Nokia and the CE4A, made up of Audi, BMW, Daimler, Porsche, and Volkswagen, on Wednesday released the Terminal Mode specification, which is open to all automotive and mobile device manufacturers.
"The average person spends between 1 and 2 hours per day in their car," Nokia said in a March 4 statement introducing Terminal Mode. "Given that their smartphone not only holds their favorite music but now, if it is a Nokia smartphone, comes with free worldwide navigation services (Ovi Maps), the next logical step is to provide an easy way to connect their smartphone to their car. This way services and content from the mobile can be fully integrated with the in-car speakers, displays and control systems."
A consumer, for example, would be able to access all music and applications from a handset.
The connection, Nokia added, should be two-way, enabling the driver to use a smartphone to access performance information about the vehicle. Timo Ali-Vehmas, Nokia's head of compatibility and industry collaboration, said the specification demonstrates Nokia's commitment to creating partnerships within the car industry and other mobile manufacturers.
"Nokia is an active member of many open standardization initiatives and forums globally, and is keen to enable open collaboration and broader use of innovation for the faster adoption of new services and products for the benefit of consumers," Ali-Vehmas said in a statement.

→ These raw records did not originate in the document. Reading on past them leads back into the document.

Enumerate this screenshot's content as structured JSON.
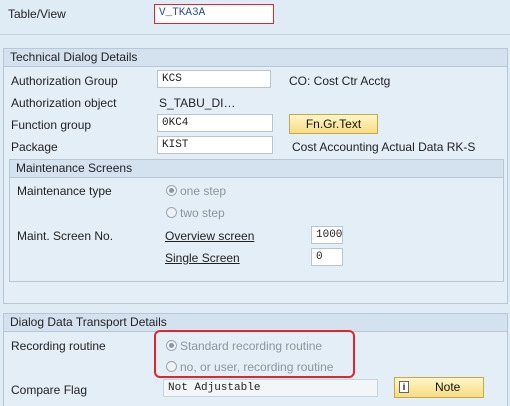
{
  "header": {
    "table_view_label": "Table/View",
    "table_view_value": "V_TKA3A"
  },
  "technical": {
    "title": "Technical Dialog Details",
    "auth_group_label": "Authorization Group",
    "auth_group_value": "KCS",
    "auth_group_desc": "CO: Cost Ctr Acctg",
    "auth_object_label": "Authorization object",
    "auth_object_value": "S_TABU_DI…",
    "function_group_label": "Function group",
    "function_group_value": "0KC4",
    "fn_gr_text_button": "Fn.Gr.Text",
    "package_label": "Package",
    "package_value": "KIST",
    "package_desc": "Cost Accounting Actual Data RK-S"
  },
  "maintenance": {
    "title": "Maintenance Screens",
    "type_label": "Maintenance type",
    "one_step": "one step",
    "two_step": "two step",
    "selected": "one step",
    "screen_no_label": "Maint. Screen No.",
    "overview_label": "Overview screen",
    "overview_value": "1000",
    "single_label": "Single Screen",
    "single_value": "0"
  },
  "transport": {
    "title": "Dialog Data Transport Details",
    "recording_label": "Recording routine",
    "standard": "Standard recording routine",
    "no_user": "no, or user, recording routine",
    "selected": "Standard recording routine",
    "compare_label": "Compare Flag",
    "compare_value": "Not Adjustable",
    "note_button": "Note"
  },
  "colors": {
    "highlight": "#e0262a",
    "button": "#f7dd82"
  }
}
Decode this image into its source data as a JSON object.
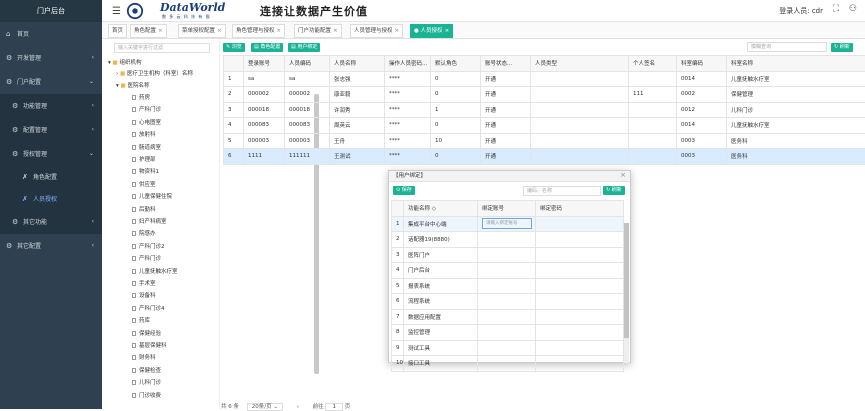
{
  "sidebar": {
    "title": "门户后台",
    "items": [
      {
        "label": "首页",
        "icon": "home-icon"
      },
      {
        "label": "开发管理",
        "icon": "gear-icon"
      },
      {
        "label": "门户配置",
        "icon": "gear-icon"
      }
    ],
    "sub": [
      {
        "label": "功能管理"
      },
      {
        "label": "配置管理"
      },
      {
        "label": "授权管理"
      }
    ],
    "sub2": [
      {
        "label": "角色配置"
      },
      {
        "label": "人员授权"
      }
    ],
    "after": [
      {
        "label": "其它功能"
      },
      {
        "label": "其它配置"
      }
    ]
  },
  "header": {
    "brand": "DataWorld",
    "brand_sub": "数 多 云 科 技 有 限",
    "slogan": "连接让数据产生价值",
    "user": "登录人员: cdr"
  },
  "tabs": [
    "首页",
    "角色配置",
    "菜单授权配置",
    "角色管理与授权",
    "门户功能配置",
    "人员管理与授权",
    "● 人员授权"
  ],
  "tree": {
    "search_placeholder": "输入关键字进行过滤",
    "root": "组织机构",
    "org": "医疗卫生机构（科室）名称",
    "hosp": "医院名称",
    "nodes": [
      "药房",
      "产科门诊",
      "心电图室",
      "放射科",
      "肠道病室",
      "护理部",
      "物资科1",
      "供应室",
      "儿童保健住院",
      "后勤科",
      "妇产科病室",
      "院感办",
      "产科门诊2",
      "产科门诊",
      "儿童抚触水疗室",
      "手术室",
      "设备科",
      "产科门诊4",
      "药库",
      "保健经验",
      "基层保健科",
      "财务科",
      "保健检查",
      "儿科门诊",
      "门诊收费"
    ]
  },
  "toolbar": {
    "btn1": "浏览",
    "btn2": "角色配置",
    "btn3": "用户绑定",
    "search_placeholder": "模糊查询",
    "refresh": "刷新"
  },
  "table": {
    "headers": [
      "",
      "登录账号",
      "人员编码",
      "人员名称",
      "操作人员密码...",
      "默认角色",
      "账号状态...",
      "人员类型",
      "个人签名",
      "科室编码",
      "科室名称"
    ],
    "rows": [
      [
        "1",
        "sa",
        "sa",
        "张志强",
        "****",
        "0",
        "开通",
        "",
        "",
        "0014",
        "儿童抚触水疗室"
      ],
      [
        "2",
        "000002",
        "000002",
        "康亚毅",
        "****",
        "0",
        "开通",
        "",
        "111",
        "0002",
        "保健管理"
      ],
      [
        "3",
        "000018",
        "000018",
        "许润秀",
        "****",
        "1",
        "开通",
        "",
        "",
        "0012",
        "儿科门诊"
      ],
      [
        "4",
        "000083",
        "000083",
        "周英云",
        "****",
        "0",
        "开通",
        "",
        "",
        "0014",
        "儿童抚触水疗室"
      ],
      [
        "5",
        "000003",
        "000003",
        "王舟",
        "****",
        "10",
        "开通",
        "",
        "",
        "0003",
        "医务科"
      ],
      [
        "6",
        "1111",
        "111111",
        "王测试",
        "****",
        "0",
        "开通",
        "",
        "",
        "0003",
        "医务科"
      ]
    ],
    "selected_row": 5
  },
  "pager": {
    "text": "共 6 条",
    "per_page": "20条/页",
    "goto": "前往",
    "page": "1",
    "unit": "页"
  },
  "dialog": {
    "title": "【用户绑定】",
    "save": "保存",
    "search_placeholder": "编码、名称",
    "refresh": "刷新",
    "headers": [
      "",
      "功能名称",
      "绑定账号",
      "绑定密码"
    ],
    "input_placeholder": "请输入绑定账号",
    "rows": [
      [
        "1",
        "集成平台中心端"
      ],
      [
        "2",
        "话配器19(8880)"
      ],
      [
        "3",
        "医阵门户"
      ],
      [
        "4",
        "门户后台"
      ],
      [
        "5",
        "报表系统"
      ],
      [
        "6",
        "流程系统"
      ],
      [
        "7",
        "数据应用配置"
      ],
      [
        "8",
        "监控管理"
      ],
      [
        "9",
        "测试工具"
      ],
      [
        "10",
        "接口工具"
      ]
    ]
  }
}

Nokia is not the only mobile company that wants to push mobile technologies in the automotive industry. BlackBerry maker Research In Motion announced on April 9 that it had agreed to buy Harman International's QNX, an in-vehicle infotainment and telematics system.
And on May 12, Samsung, Sprint and Citrix Systems announced that the Samsung Moment smartphone was the first Android device to pass the Citrix Systems Certification, a program that identifies third-party solutions that can be paired with the virtual desktop capabilities in a Citrix Receiver, which extends virtualization, networking and cloud computing solutions to mobile platforms.
Among the mobile environments under consideration for a Citrix Receiver is Ford's Ford Work Solution program, which is deployed in many of its pickup trucks and vans. With the receiver, a driver could access remote information or business tools from a smartphone, using the tools on the dashboard.
"By combining the strengths of Sprint and Samsung with Citrix, businesses can gain the ability to utilize mobile computing not only from a handheld device or PC/laptop/netbook perspective, but to extend the capability to the true road warrior environment," the companies said in a statement.
The technology specification release 0.9 is available for a free download here.